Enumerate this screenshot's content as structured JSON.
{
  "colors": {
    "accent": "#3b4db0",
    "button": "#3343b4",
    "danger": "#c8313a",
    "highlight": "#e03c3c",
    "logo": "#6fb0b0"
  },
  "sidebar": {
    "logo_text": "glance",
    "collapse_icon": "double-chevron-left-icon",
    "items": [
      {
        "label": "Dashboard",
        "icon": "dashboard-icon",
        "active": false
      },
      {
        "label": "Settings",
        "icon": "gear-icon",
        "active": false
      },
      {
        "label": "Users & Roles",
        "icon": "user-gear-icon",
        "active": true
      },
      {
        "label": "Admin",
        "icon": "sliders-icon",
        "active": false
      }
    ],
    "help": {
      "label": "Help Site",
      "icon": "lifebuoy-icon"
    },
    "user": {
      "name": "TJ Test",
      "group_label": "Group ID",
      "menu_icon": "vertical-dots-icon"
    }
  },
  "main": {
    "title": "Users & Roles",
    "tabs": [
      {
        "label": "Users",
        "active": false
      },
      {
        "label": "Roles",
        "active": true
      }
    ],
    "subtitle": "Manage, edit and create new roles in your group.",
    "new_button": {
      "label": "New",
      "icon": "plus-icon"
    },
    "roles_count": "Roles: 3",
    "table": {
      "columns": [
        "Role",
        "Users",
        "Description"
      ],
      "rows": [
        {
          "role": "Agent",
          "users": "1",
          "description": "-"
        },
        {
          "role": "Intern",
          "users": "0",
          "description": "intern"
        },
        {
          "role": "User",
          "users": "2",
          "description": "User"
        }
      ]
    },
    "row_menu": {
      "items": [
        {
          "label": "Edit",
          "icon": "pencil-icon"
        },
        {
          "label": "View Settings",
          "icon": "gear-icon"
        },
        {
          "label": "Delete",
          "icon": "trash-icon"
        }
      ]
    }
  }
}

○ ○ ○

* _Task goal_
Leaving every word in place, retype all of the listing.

* _Finished exercise_
Enumerate this screenshot's content as structured JSON.
{
  "colors": {
    "accent": "#3b4db0",
    "button": "#3343b4",
    "danger": "#c8313a",
    "highlight": "#e03c3c",
    "logo": "#6fb0b0"
  },
  "sidebar": {
    "logo_text": "glance",
    "collapse_icon": "double-chevron-left-icon",
    "items": [
      {
        "label": "Dashboard",
        "icon": "dashboard-icon",
        "active": false
      },
      {
        "label": "Settings",
        "icon": "gear-icon",
        "active": false
      },
      {
        "label": "Users & Roles",
        "icon": "user-gear-icon",
        "active": true
      },
      {
        "label": "Admin",
        "icon": "sliders-icon",
        "active": false
      }
    ],
    "help": {
      "label": "Help Site",
      "icon": "lifebuoy-icon"
    },
    "user": {
      "name": "TJ Test",
      "group_label": "Group ID",
      "menu_icon": "vertical-dots-icon"
    }
  },
  "main": {
    "title": "Users & Roles",
    "tabs": [
      {
        "label": "Users",
        "active": false
      },
      {
        "label": "Roles",
        "active": true
      }
    ],
    "subtitle": "Manage, edit and create new roles in your group.",
    "new_button": {
      "label": "New",
      "icon": "plus-icon"
    },
    "roles_count": "Roles: 3",
    "table": {
      "columns": [
        "Role",
        "Users",
        "Description"
      ],
      "rows": [
        {
          "role": "Agent",
          "users": "1",
          "description": "-"
        },
        {
          "role": "Intern",
          "users": "0",
          "description": "intern"
        },
        {
          "role": "User",
          "users": "2",
          "description": "User"
        }
      ]
    },
    "row_menu": {
      "items": [
        {
          "label": "Edit",
          "icon": "pencil-icon"
        },
        {
          "label": "View Settings",
          "icon": "gear-icon"
        },
        {
          "label": "Delete",
          "icon": "trash-icon"
        }
      ]
    }
  }
}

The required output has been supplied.